Prompt: If a line in the material below has the string "want", copy it out.
===== Data provided
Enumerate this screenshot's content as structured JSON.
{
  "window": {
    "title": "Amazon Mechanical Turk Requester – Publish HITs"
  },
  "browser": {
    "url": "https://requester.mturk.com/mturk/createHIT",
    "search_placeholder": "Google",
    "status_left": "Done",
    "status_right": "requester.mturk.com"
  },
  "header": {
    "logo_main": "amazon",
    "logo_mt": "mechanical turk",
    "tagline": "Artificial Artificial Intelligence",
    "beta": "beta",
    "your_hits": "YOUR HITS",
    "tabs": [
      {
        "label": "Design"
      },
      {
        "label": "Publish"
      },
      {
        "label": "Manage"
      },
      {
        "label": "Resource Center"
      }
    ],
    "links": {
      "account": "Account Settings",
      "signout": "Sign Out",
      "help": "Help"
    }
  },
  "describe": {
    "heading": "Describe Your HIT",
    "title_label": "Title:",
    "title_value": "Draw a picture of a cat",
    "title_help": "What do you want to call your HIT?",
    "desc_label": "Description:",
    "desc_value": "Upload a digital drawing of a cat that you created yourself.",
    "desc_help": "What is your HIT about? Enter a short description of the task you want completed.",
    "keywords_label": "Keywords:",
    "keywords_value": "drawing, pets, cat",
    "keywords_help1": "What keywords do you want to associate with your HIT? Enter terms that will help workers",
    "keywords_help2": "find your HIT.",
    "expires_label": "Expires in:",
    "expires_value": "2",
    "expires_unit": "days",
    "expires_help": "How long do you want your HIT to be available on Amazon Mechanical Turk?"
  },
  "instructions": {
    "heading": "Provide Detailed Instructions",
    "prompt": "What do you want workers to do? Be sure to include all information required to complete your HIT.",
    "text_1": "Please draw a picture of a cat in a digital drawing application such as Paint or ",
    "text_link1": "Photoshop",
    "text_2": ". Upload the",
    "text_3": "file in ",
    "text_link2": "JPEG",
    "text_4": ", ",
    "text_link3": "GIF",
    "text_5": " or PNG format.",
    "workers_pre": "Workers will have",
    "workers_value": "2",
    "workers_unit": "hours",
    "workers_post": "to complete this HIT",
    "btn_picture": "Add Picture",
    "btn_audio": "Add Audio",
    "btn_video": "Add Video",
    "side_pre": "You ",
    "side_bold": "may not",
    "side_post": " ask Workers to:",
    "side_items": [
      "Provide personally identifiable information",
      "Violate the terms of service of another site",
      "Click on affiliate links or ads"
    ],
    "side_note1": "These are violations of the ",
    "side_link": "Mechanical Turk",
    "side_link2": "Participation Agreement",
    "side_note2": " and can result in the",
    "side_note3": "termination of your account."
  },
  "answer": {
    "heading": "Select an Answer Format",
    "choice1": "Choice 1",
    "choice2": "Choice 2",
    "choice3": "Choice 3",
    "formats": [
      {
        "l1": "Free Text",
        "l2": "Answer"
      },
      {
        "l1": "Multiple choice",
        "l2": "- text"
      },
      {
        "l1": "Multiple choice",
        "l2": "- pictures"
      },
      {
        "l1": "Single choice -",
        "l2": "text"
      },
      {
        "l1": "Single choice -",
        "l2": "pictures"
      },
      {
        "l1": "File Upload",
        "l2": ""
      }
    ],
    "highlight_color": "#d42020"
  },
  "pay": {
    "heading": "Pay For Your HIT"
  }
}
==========
Task output:
    "title_help": "What do you want to call your HIT?",
    "desc_help": "What is your HIT about? Enter a short description of the task you want completed.",
    "keywords_help1": "What keywords do you want to associate with your HIT? Enter terms that will help workers",
    "expires_help": "How long do you want your HIT to be available on Amazon Mechanical Turk?"
    "prompt": "What do you want workers to do? Be sure to include all information required to complete your HIT.",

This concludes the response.